Some high school students in Saratoga, California used a keylogger to capture a teacher’s passwords (which were used later to steal English tests). The students are facing explusion, naturally. But, all serious punishing aside, I can’t help but feel a little jolly. The kids used technology in an innovative way…even if it was for the purposes of cheating. Speaking of which, when I taught Freshman English Composition at Washington State University, I caught half a dozen or so of my students plagiarizing (AKA cheating) over the semesters, and despite my efforts to give the students a big fat zero on the projects, the department wouldn’t back me up. Instead, the kids just got to write the papers over again for a new, penalty-free, grade. One kid even, for a short story assignment, copied the description from the back of a Dances with Wolves video, and tried to pass it off as original fiction. Come on kid, at least pick something a little less well-known. Anyway, I always felt it was bad form for an academic institution to have no penalty for cheating. What kind of work-ethic does that teach our new workforce?

My Library’s Blog

January 28, 2004 | Comment (1)

Months ago, I set up a Blogger blog for our Library…a place for patrons to go to stay up to date on what’s happening at the Library, best-selling books, websites, book clubs, blah, blah blah. I had tried several RSS feed-creators, none of which ever worked consistently. But now, Blogger offers free RSS-feeds for all their blogs, even the free ones! And, hold onto your hats ladies and gentlemen, it actually works!

It’s about freaking time.

Oh my gosh…

January 28, 2004 | Comments (0)

Amazon’s actually making money! Amazon announced its first ever net profit for 2003 ($35.3 million). Good for them. After the hundreds of little brown boxes from them that show up at my door, it’s good to know that they’re finally making some money off of me.

Ben Cohen, of Ben & Jerry’s fame, has done a brilliant Flash video for TrueMajority, a political advocacy organization. It discusses the budget situation in terms of Oreo cookie stacks, and presents some very good arguments for shifting just a little money (only a few cookies) from our &$#*% military budget over to education, children’s healthcare, and alternative energy. Good job Ben. And your Cherry Garcia ain’t half bad either 😉
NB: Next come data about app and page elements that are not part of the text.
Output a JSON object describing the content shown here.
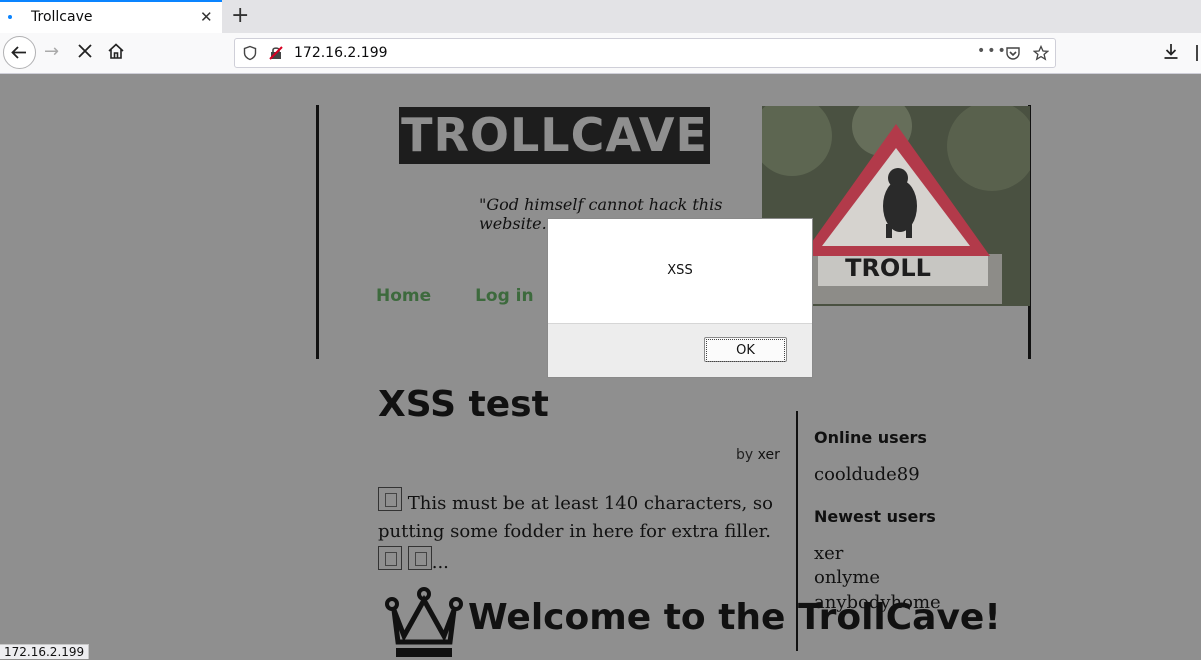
{
  "browser": {
    "tab_title": "Trollcave",
    "tab_close": "✕",
    "new_tab": "+",
    "url": "172.16.2.199",
    "page_actions": "•••",
    "status_url": "172.16.2.199"
  },
  "site": {
    "logo": "TROLLCAVE",
    "tagline": "\"God himself cannot hack this website.",
    "nav": [
      "Home",
      "Log in"
    ],
    "image_sign_text": "TROLL"
  },
  "post": {
    "title": "XSS test",
    "byline_prefix": "by",
    "author": "xer",
    "body_1": "This must be at least 140 characters, so putting some fodder in here for extra filler.",
    "body_2": "...",
    "welcome_heading": "Welcome to the TrollCave!"
  },
  "sidebar": {
    "online_title": "Online users",
    "online_users": [
      "cooldude89"
    ],
    "newest_title": "Newest users",
    "newest_users": [
      "xer",
      "onlyme",
      "anybodyhome"
    ]
  },
  "dialog": {
    "message": "XSS",
    "ok_label": "OK"
  }
}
An LA judge ruled that part of the Patriot Act is unconstitutional. She ruled that “a provision in the law banning certain types of support for terrorist groups was so vague that it risked running afoul of the First Amendment.” I also agree with Karen Schneider, who disagrees with Jessamyn West, that this part of the law is applicable to libraries in that it deals with who you can talk to, and about what. More specifically, “expert advice or assistance” given to terrorist organizations is considered a violation of the law. The Humanitarian Law Project folks saw this law as preventing them from providing relief assistance to Kurdish refugees in Turkey. And the judge agreed. It’s a step in the right direction…

Jerry Bruckheimer has bought the movie rights to American McGee’s Oz, a game not even released yet (though highly anticipated by those of us who swooned over American McGee’s Alice). The new news is that Bruckheimer plans to turn the game into a complete trilogy of movies. Could be interesting…very interesting.

MyDoom is making its rounds. Friends & colleagues are getting bombarded with this at work and at home already, despite hefty security. Bad, nasty, oh so nasty….

Microsoft Toolbar

January 27, 2004 | Comments (0)

MSN has a toolbar. Kinda looks like Google’s toolbar. Go figure.

I, Robot

January 27, 2004 | Comments (0)

West Virginia University Library has a fairly content-rich Isaac Asimov site. Look at rare book images, cover art, and read about this pioneer in science fiction literature.